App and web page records
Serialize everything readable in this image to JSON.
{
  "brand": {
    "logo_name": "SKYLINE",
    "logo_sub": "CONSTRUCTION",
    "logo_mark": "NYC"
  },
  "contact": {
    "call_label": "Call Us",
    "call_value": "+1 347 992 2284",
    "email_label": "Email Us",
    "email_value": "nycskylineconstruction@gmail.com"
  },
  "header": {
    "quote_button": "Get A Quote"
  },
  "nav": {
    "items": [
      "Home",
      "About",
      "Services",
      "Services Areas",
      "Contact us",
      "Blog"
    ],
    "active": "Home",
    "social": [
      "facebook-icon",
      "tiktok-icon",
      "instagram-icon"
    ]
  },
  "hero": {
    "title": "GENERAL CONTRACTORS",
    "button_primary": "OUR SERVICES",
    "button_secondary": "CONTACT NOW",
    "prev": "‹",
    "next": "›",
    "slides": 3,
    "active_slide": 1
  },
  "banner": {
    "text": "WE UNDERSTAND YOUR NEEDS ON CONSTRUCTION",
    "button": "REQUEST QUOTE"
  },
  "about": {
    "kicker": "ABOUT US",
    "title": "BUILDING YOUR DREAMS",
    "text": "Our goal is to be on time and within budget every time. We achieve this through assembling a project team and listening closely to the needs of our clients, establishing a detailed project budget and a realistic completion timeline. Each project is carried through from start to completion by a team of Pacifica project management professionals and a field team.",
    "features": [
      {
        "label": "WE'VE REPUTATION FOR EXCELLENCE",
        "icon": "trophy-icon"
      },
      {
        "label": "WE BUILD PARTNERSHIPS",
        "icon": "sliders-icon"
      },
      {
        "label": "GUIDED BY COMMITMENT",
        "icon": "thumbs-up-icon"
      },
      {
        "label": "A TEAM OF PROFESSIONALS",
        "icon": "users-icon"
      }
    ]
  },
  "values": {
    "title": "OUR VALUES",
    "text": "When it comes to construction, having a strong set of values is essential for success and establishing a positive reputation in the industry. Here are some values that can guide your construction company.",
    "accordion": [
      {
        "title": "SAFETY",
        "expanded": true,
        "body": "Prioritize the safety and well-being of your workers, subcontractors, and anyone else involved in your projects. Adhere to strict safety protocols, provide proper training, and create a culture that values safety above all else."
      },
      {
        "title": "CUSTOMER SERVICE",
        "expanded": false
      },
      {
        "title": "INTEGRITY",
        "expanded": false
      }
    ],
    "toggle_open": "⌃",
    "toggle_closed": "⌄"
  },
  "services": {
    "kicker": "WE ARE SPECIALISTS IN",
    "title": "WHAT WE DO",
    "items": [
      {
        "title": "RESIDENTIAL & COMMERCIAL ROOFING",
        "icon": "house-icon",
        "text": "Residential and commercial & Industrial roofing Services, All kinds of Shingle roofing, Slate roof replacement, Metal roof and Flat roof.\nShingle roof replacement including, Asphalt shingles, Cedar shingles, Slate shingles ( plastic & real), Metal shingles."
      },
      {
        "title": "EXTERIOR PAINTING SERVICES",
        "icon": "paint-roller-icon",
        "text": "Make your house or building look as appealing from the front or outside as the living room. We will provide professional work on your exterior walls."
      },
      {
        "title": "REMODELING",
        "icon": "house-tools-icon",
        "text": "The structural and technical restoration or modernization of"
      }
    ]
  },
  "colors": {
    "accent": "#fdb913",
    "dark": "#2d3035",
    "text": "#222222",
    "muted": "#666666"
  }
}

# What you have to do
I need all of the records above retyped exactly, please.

# Task response
Serialize everything readable in this image to JSON.
{
  "brand": {
    "logo_name": "SKYLINE",
    "logo_sub": "CONSTRUCTION",
    "logo_mark": "NYC"
  },
  "contact": {
    "call_label": "Call Us",
    "call_value": "+1 347 992 2284",
    "email_label": "Email Us",
    "email_value": "nycskylineconstruction@gmail.com"
  },
  "header": {
    "quote_button": "Get A Quote"
  },
  "nav": {
    "items": [
      "Home",
      "About",
      "Services",
      "Services Areas",
      "Contact us",
      "Blog"
    ],
    "active": "Home",
    "social": [
      "facebook-icon",
      "tiktok-icon",
      "instagram-icon"
    ]
  },
  "hero": {
    "title": "GENERAL CONTRACTORS",
    "button_primary": "OUR SERVICES",
    "button_secondary": "CONTACT NOW",
    "prev": "‹",
    "next": "›",
    "slides": 3,
    "active_slide": 1
  },
  "banner": {
    "text": "WE UNDERSTAND YOUR NEEDS ON CONSTRUCTION",
    "button": "REQUEST QUOTE"
  },
  "about": {
    "kicker": "ABOUT US",
    "title": "BUILDING YOUR DREAMS",
    "text": "Our goal is to be on time and within budget every time. We achieve this through assembling a project team and listening closely to the needs of our clients, establishing a detailed project budget and a realistic completion timeline. Each project is carried through from start to completion by a team of Pacifica project management professionals and a field team.",
    "features": [
      {
        "label": "WE'VE REPUTATION FOR EXCELLENCE",
        "icon": "trophy-icon"
      },
      {
        "label": "WE BUILD PARTNERSHIPS",
        "icon": "sliders-icon"
      },
      {
        "label": "GUIDED BY COMMITMENT",
        "icon": "thumbs-up-icon"
      },
      {
        "label": "A TEAM OF PROFESSIONALS",
        "icon": "users-icon"
      }
    ]
  },
  "values": {
    "title": "OUR VALUES",
    "text": "When it comes to construction, having a strong set of values is essential for success and establishing a positive reputation in the industry. Here are some values that can guide your construction company.",
    "accordion": [
      {
        "title": "SAFETY",
        "expanded": true,
        "body": "Prioritize the safety and well-being of your workers, subcontractors, and anyone else involved in your projects. Adhere to strict safety protocols, provide proper training, and create a culture that values safety above all else."
      },
      {
        "title": "CUSTOMER SERVICE",
        "expanded": false
      },
      {
        "title": "INTEGRITY",
        "expanded": false
      }
    ],
    "toggle_open": "⌃",
    "toggle_closed": "⌄"
  },
  "services": {
    "kicker": "WE ARE SPECIALISTS IN",
    "title": "WHAT WE DO",
    "items": [
      {
        "title": "RESIDENTIAL & COMMERCIAL ROOFING",
        "icon": "house-icon",
        "text": "Residential and commercial & Industrial roofing Services, All kinds of Shingle roofing, Slate roof replacement, Metal roof and Flat roof.\nShingle roof replacement including, Asphalt shingles, Cedar shingles, Slate shingles ( plastic & real), Metal shingles."
      },
      {
        "title": "EXTERIOR PAINTING SERVICES",
        "icon": "paint-roller-icon",
        "text": "Make your house or building look as appealing from the front or outside as the living room. We will provide professional work on your exterior walls."
      },
      {
        "title": "REMODELING",
        "icon": "house-tools-icon",
        "text": "The structural and technical restoration or modernization of"
      }
    ]
  },
  "colors": {
    "accent": "#fdb913",
    "dark": "#2d3035",
    "text": "#222222",
    "muted": "#666666"
  }
}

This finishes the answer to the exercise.